Our worship begins a half-hour earlier this morning with a different order of worship (here's the bulletin for this Sunday). It’s a program we plan to follow over the summer, starting this Sunday and continuing until September 17, when 10:30am worship returns and a more traditional format is resumed. The change comes in response to a felt request over the past few months. In conversations I’ve had with you, and in surveys we’ve conducted, there was distinct need for fellowship — people want to connect with one another before and after worship. By moving the service a half-hour earlier during the summer, we felt that we would have more time with others in our church, as well as with each other on a Sunday afternoon. The Sabbath is important: it’s an important time for worship, but it’s also an important time to spend deepening our human relationships. “All real living is meeting,” the Jewish theologian Martin Buber said in 1973.
Yet, as a church and as a people, worship to God is vital to our being. How can we meet with one another if we ourselves are not renewed in the act of worship to God? Or, as my mother says, “you cannot pour from an empty pitcher.” We re-formatted worship to shorten it so that the time for meeting one another is respected, but also emphasized the areas where people feel the most connection with God and the sacred in worship. Our announcements will now be made during our fellowship so that all may respond in conversation together. Our call to worship will usually be a short song that brings us together, pulling us out of the normality of day and into the joy that is worship together. Our children’s message will be right up front, when we open our worship with a Scripture reading, a story, and a prayer that frames the entire service, with everyone as active participants.
For some of us, this may be a welcome change. For some others, it’s not. We are church together, however: called by the Spirit, we gather in worship, fellowship, and action to be a very real and present body of Christ in our community.
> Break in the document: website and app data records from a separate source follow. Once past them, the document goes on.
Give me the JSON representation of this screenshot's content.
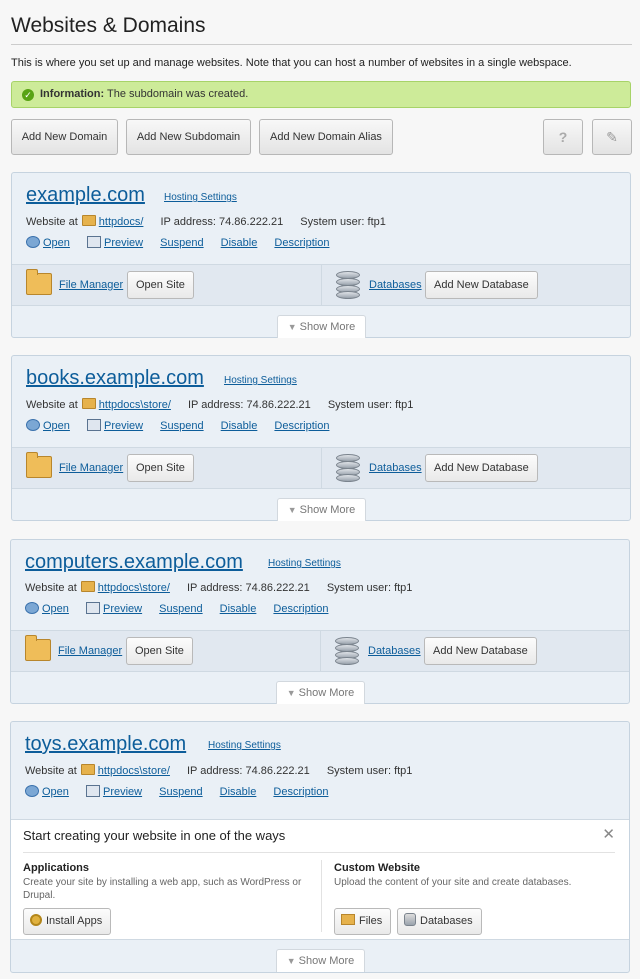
{
  "page": {
    "title": "Websites & Domains",
    "intro": "This is where you set up and manage websites. Note that you can host a number of websites in a single webspace.",
    "message": {
      "label": "Information:",
      "text": "The subdomain was created."
    }
  },
  "toolbar": {
    "add_domain": "Add New Domain",
    "add_subdomain": "Add New Subdomain",
    "add_alias": "Add New Domain Alias",
    "help": "?",
    "settings_icon": "wrench-icon"
  },
  "labels": {
    "hosting_settings": "Hosting Settings",
    "website_at": "Website at",
    "ip_label": "IP address:",
    "user_label": "System user:",
    "open": "Open",
    "preview": "Preview",
    "suspend": "Suspend",
    "disable": "Disable",
    "description": "Description",
    "file_manager": "File Manager",
    "open_site": "Open Site",
    "databases": "Databases",
    "add_database": "Add New Database",
    "show_more": "Show More"
  },
  "domains": [
    {
      "name": "example.com",
      "path": "httpdocs/",
      "ip": "74.86.222.21",
      "user": "ftp1"
    },
    {
      "name": "books.example.com",
      "path": "httpdocs\\store/",
      "ip": "74.86.222.21",
      "user": "ftp1"
    },
    {
      "name": "computers.example.com",
      "path": "httpdocs\\store/",
      "ip": "74.86.222.21",
      "user": "ftp1"
    },
    {
      "name": "toys.example.com",
      "path": "httpdocs\\store/",
      "ip": "74.86.222.21",
      "user": "ftp1"
    }
  ],
  "start_panel": {
    "title": "Start creating your website in one of the ways",
    "apps_title": "Applications",
    "apps_desc": "Create your site by installing a web app, such as WordPress or Drupal.",
    "install_apps": "Install Apps",
    "custom_title": "Custom Website",
    "custom_desc": "Upload the content of your site and create databases.",
    "files": "Files",
    "databases": "Databases"
  }
}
That's why we're here, and we're glad you're a part of it. Thank you for all your gifts, your giving, and your grace.
Shalom, Pastor Ryan